Print the entries below word for word; the pictures stay out of your copy.

#####

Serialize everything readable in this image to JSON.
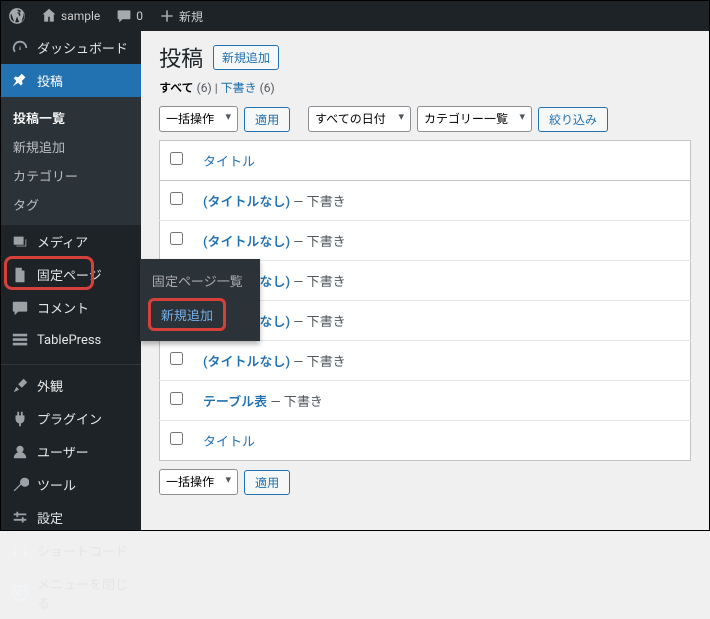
{
  "adminbar": {
    "site": "sample",
    "comments": "0",
    "new": "新規"
  },
  "sidebar": {
    "dashboard": "ダッシュボード",
    "posts": "投稿",
    "posts_sub": {
      "list": "投稿一覧",
      "add": "新規追加",
      "cat": "カテゴリー",
      "tag": "タグ"
    },
    "media": "メディア",
    "pages": "固定ページ",
    "comments": "コメント",
    "tablepress": "TablePress",
    "appearance": "外観",
    "plugins": "プラグイン",
    "users": "ユーザー",
    "tools": "ツール",
    "settings": "設定",
    "shortcode": "ショートコード",
    "collapse": "メニューを閉じる"
  },
  "flyout": {
    "head": "固定ページ一覧",
    "add": "新規追加"
  },
  "page": {
    "title": "投稿",
    "addnew": "新規追加",
    "views": {
      "all": "すべて",
      "all_cnt": "(6)",
      "sep": " | ",
      "draft": "下書き",
      "draft_cnt": "(6)"
    },
    "filters": {
      "bulk": "一括操作",
      "apply": "適用",
      "dates": "すべての日付",
      "cats": "カテゴリー一覧",
      "filter": "絞り込み"
    },
    "cols": {
      "title": "タイトル"
    },
    "rows": [
      {
        "title": "(タイトルなし)",
        "state": " — 下書き"
      },
      {
        "title": "(タイトルなし)",
        "state": " — 下書き"
      },
      {
        "title": "(タイトルなし)",
        "state": " — 下書き"
      },
      {
        "title": "(タイトルなし)",
        "state": " — 下書き"
      },
      {
        "title": "(タイトルなし)",
        "state": " — 下書き"
      },
      {
        "title": "テーブル表",
        "state": " — 下書き"
      }
    ]
  }
}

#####

Answer space:
Serialize everything readable in this image to JSON.
{
  "adminbar": {
    "site": "sample",
    "comments": "0",
    "new": "新規"
  },
  "sidebar": {
    "dashboard": "ダッシュボード",
    "posts": "投稿",
    "posts_sub": {
      "list": "投稿一覧",
      "add": "新規追加",
      "cat": "カテゴリー",
      "tag": "タグ"
    },
    "media": "メディア",
    "pages": "固定ページ",
    "comments": "コメント",
    "tablepress": "TablePress",
    "appearance": "外観",
    "plugins": "プラグイン",
    "users": "ユーザー",
    "tools": "ツール",
    "settings": "設定",
    "shortcode": "ショートコード",
    "collapse": "メニューを閉じる"
  },
  "flyout": {
    "head": "固定ページ一覧",
    "add": "新規追加"
  },
  "page": {
    "title": "投稿",
    "addnew": "新規追加",
    "views": {
      "all": "すべて",
      "all_cnt": "(6)",
      "sep": " | ",
      "draft": "下書き",
      "draft_cnt": "(6)"
    },
    "filters": {
      "bulk": "一括操作",
      "apply": "適用",
      "dates": "すべての日付",
      "cats": "カテゴリー一覧",
      "filter": "絞り込み"
    },
    "cols": {
      "title": "タイトル"
    },
    "rows": [
      {
        "title": "(タイトルなし)",
        "state": " — 下書き"
      },
      {
        "title": "(タイトルなし)",
        "state": " — 下書き"
      },
      {
        "title": "(タイトルなし)",
        "state": " — 下書き"
      },
      {
        "title": "(タイトルなし)",
        "state": " — 下書き"
      },
      {
        "title": "(タイトルなし)",
        "state": " — 下書き"
      },
      {
        "title": "テーブル表",
        "state": " — 下書き"
      }
    ]
  }
}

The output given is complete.